When compared to a disk-based database of the same size, in-memory systems have substantially higher request rates (IOPS) in addition to lower latency. Hundred thousand requests per second can be handled by a single instance when it is used as a distributed side cache.
Cons of caching
Here are the downsides and cons of caching
It can eat up hard drive space
Cache has limitations because of this. When this occurs, clearing the cache is necessary. You may have to discard some unwanted items, but this is sometimes unavoidable.
It can corrupt your data
It is always possible that the cache, and hence the data stored within it, is corrupted. Your view may be jerky or missing graphics if the data isn’t cached correctly. To fix this problem, simply clear your browser’s cache. If anything isn’t working, just delete it and start over.
Data you get may not be updated
Cached information becomes unavailable during server upgrades or routine maintenance. Any changes made since your last visit will not be visible to you.
Should I clear the cache?
The answer is yes; deleting your cache does improve your device’s efficiency and speed in a number of ways. Cache encryption prevents unauthorized access to files that contain sensitive information. In addition, when you clear your cache, your device will not access previously saved information for forms that you have yet to complete.
How does “Clear Cache” work?
Whenever you visit a new website or launch a new program, some files will be stored in the cache until you manually delete them. In devices with limited storage space, clearing off old data might be crucial. To further boost performance, you may also want to delete any temporary files stored on your device.
Web caching isn’t a magic fix, but with the right regulations in place, it can yield significant results with little effort.

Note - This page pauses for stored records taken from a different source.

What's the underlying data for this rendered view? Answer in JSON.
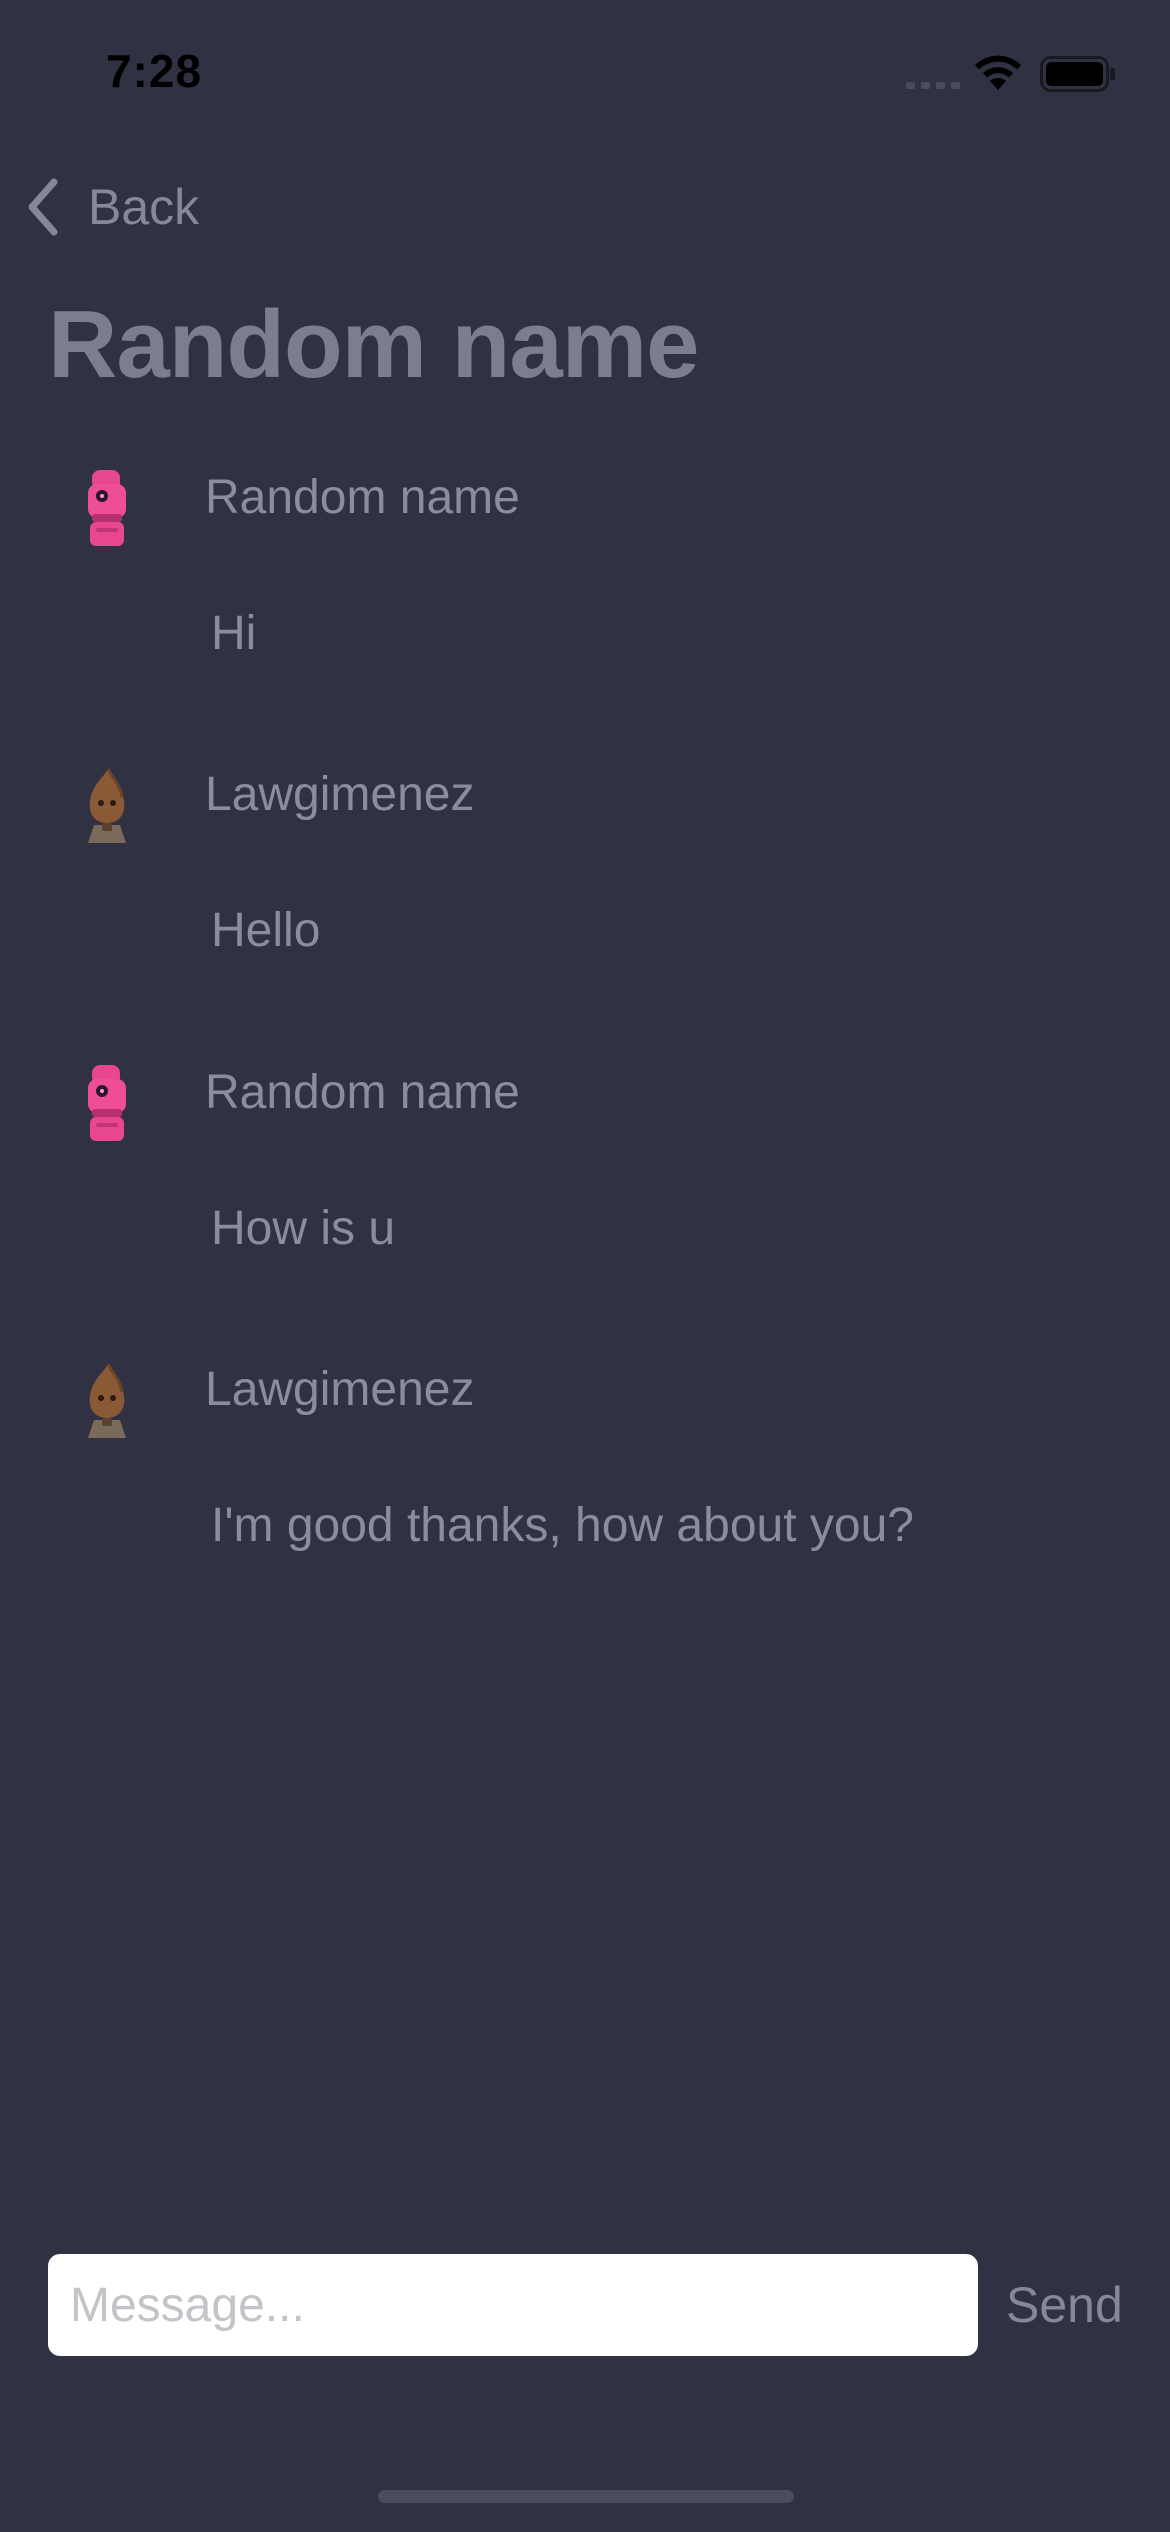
{
  "status_bar": {
    "time": "7:28",
    "icons": [
      "signal-icon",
      "wifi-icon",
      "battery-icon"
    ]
  },
  "nav": {
    "back_label": "Back",
    "back_icon": "chevron-left-icon"
  },
  "header": {
    "title": "Random name"
  },
  "messages": [
    {
      "author": "Random name",
      "text": "Hi",
      "avatar": "pink-robot-avatar"
    },
    {
      "author": "Lawgimenez",
      "text": "Hello",
      "avatar": "brown-creature-avatar"
    },
    {
      "author": "Random name",
      "text": "How is u",
      "avatar": "pink-robot-avatar"
    },
    {
      "author": "Lawgimenez",
      "text": "I'm good thanks, how about you?",
      "avatar": "brown-creature-avatar"
    }
  ],
  "composer": {
    "placeholder": "Message...",
    "value": "",
    "send_label": "Send"
  },
  "colors": {
    "background": "#303243",
    "title": "#7c7e8f",
    "text": "#8b8d9c",
    "input_background": "#ffffff",
    "avatar_pink": "#e8468f",
    "avatar_brown": "#8a5a36"
  }
}
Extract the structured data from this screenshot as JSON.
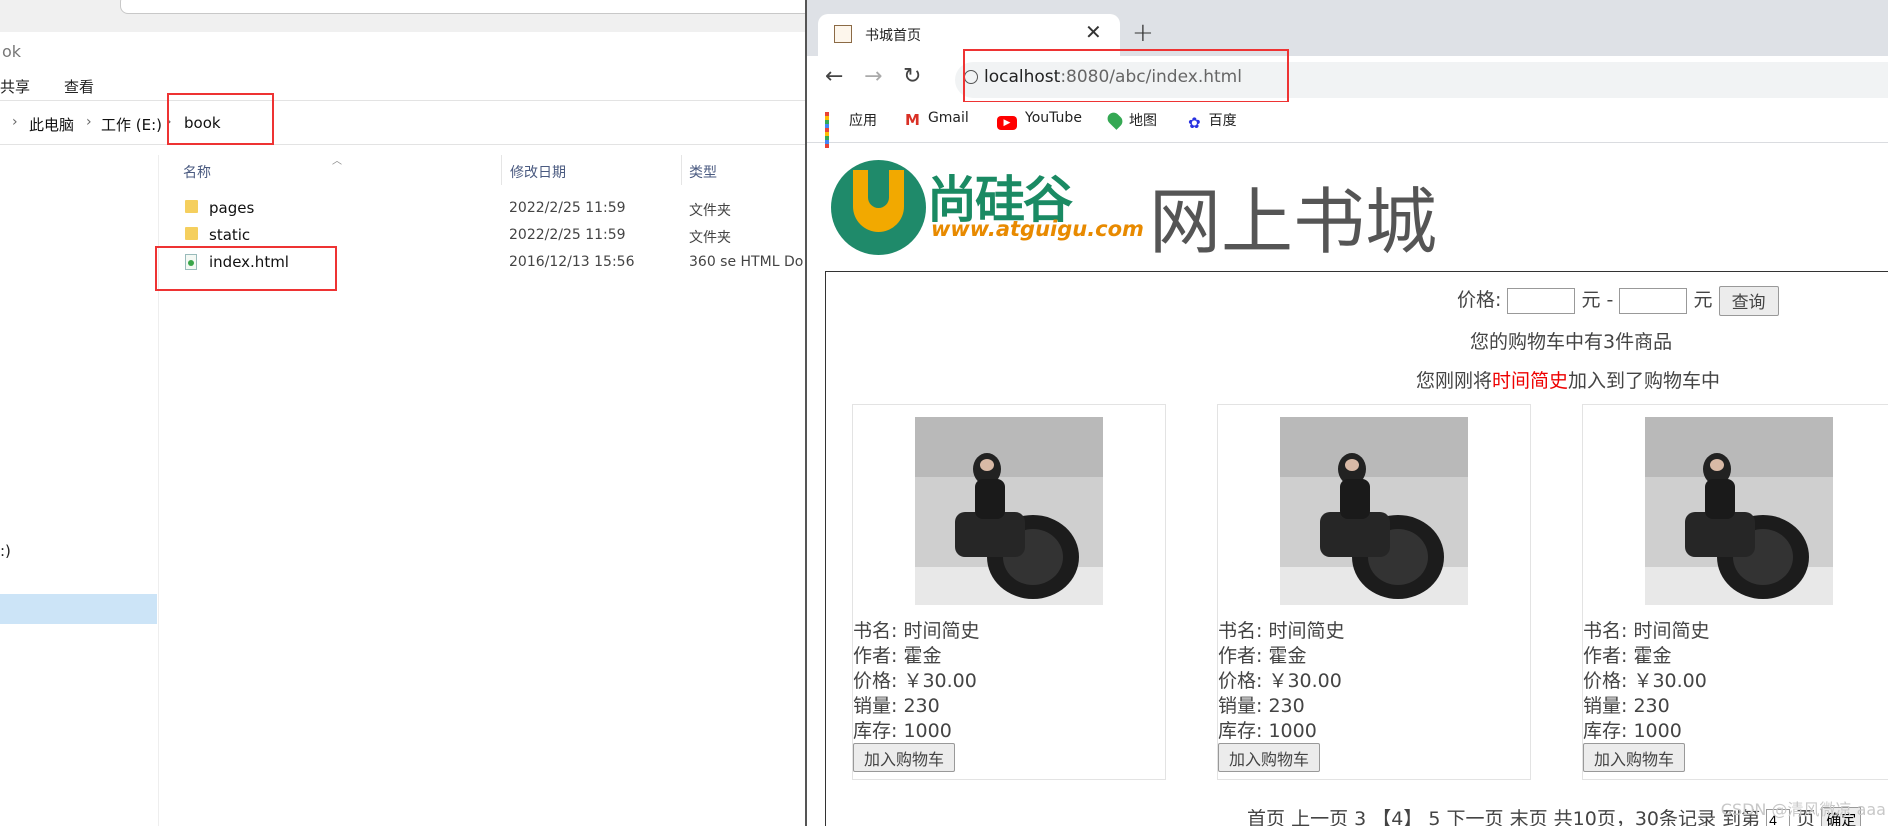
{
  "explorer": {
    "title_fragment": "ok",
    "ribbon": [
      "共享",
      "查看"
    ],
    "breadcrumb": [
      "此电脑",
      "工作 (E:)",
      "book"
    ],
    "columns": [
      "名称",
      "修改日期",
      "类型"
    ],
    "files": [
      {
        "name": "pages",
        "date": "2022/2/25 11:59",
        "type": "文件夹",
        "icon": "folder-icon"
      },
      {
        "name": "static",
        "date": "2022/2/25 11:59",
        "type": "文件夹",
        "icon": "folder-icon"
      },
      {
        "name": "index.html",
        "date": "2016/12/13 15:56",
        "type": "360 se HTML Do",
        "icon": "html-file-icon"
      }
    ],
    "nav_fragment": ":)"
  },
  "browser": {
    "tab_title": "书城首页",
    "url_host": "localhost",
    "url_rest": ":8080/abc/index.html",
    "bookmarks": [
      "应用",
      "Gmail",
      "YouTube",
      "地图",
      "百度"
    ]
  },
  "page": {
    "logo_cn": "尚硅谷",
    "logo_url": "www.atguigu.com",
    "site_title": "网上书城",
    "search": {
      "label": "价格:",
      "unit1": "元 -",
      "unit2": "元",
      "button": "查询"
    },
    "cart_count": "您的购物车中有3件商品",
    "cart_msg_prefix": "您刚刚将",
    "cart_msg_book": "时间简史",
    "cart_msg_suffix": "加入到了购物车中",
    "books": [
      {
        "name": "书名: 时间简史",
        "author": "作者: 霍金",
        "price": "价格: ￥30.00",
        "sales": "销量: 230",
        "stock": "库存: 1000",
        "button": "加入购物车"
      },
      {
        "name": "书名: 时间简史",
        "author": "作者: 霍金",
        "price": "价格: ￥30.00",
        "sales": "销量: 230",
        "stock": "库存: 1000",
        "button": "加入购物车"
      },
      {
        "name": "书名: 时间简史",
        "author": "作者: 霍金",
        "price": "价格: ￥30.00",
        "sales": "销量: 230",
        "stock": "库存: 1000",
        "button": "加入购物车"
      }
    ],
    "pager": {
      "first": "首页",
      "prev": "上一页",
      "p3": "3",
      "current": "【4】",
      "p5": "5",
      "next": "下一页",
      "last": "末页",
      "total": "共10页，30条记录 到第",
      "page_input": "4",
      "page_unit": "页",
      "confirm": "确定"
    },
    "watermark": "CSDN @清风微凉 aaa"
  }
}
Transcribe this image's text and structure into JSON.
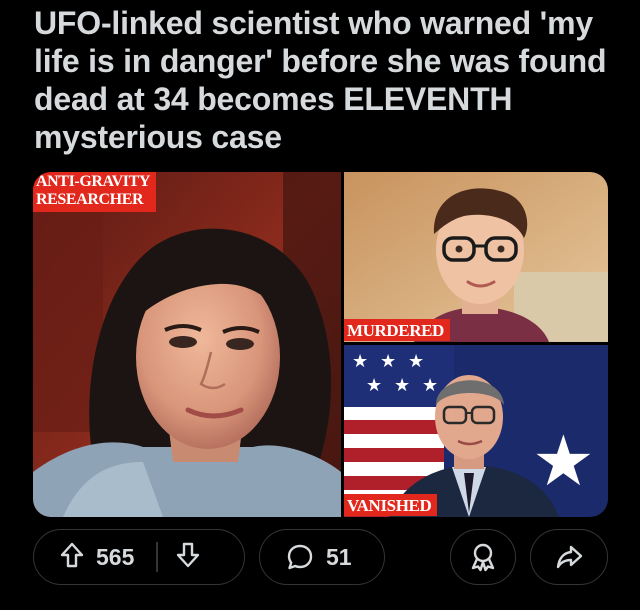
{
  "post": {
    "headline": "UFO-linked scientist who warned 'my life is in danger' before she was found dead at 34 becomes ELEVENTH mysterious case"
  },
  "media": {
    "captions": {
      "left_line1": "ANTI-GRAVITY",
      "left_line2": "RESEARCHER",
      "top_right": "MURDERED",
      "bottom_right": "VANISHED"
    }
  },
  "actions": {
    "upvote_count": "565",
    "comment_count": "51",
    "icons": {
      "upvote": "arrow-up-icon",
      "downvote": "arrow-down-icon",
      "comment": "speech-bubble-icon",
      "award": "award-ribbon-icon",
      "share": "share-arrow-icon"
    }
  },
  "colors": {
    "background": "#000000",
    "text": "#d7dadc",
    "caption_red": "#e2271c",
    "pill_border": "#343536"
  }
}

In fact, customers will appreciate the decreased load times and may become repeat visitors as a result.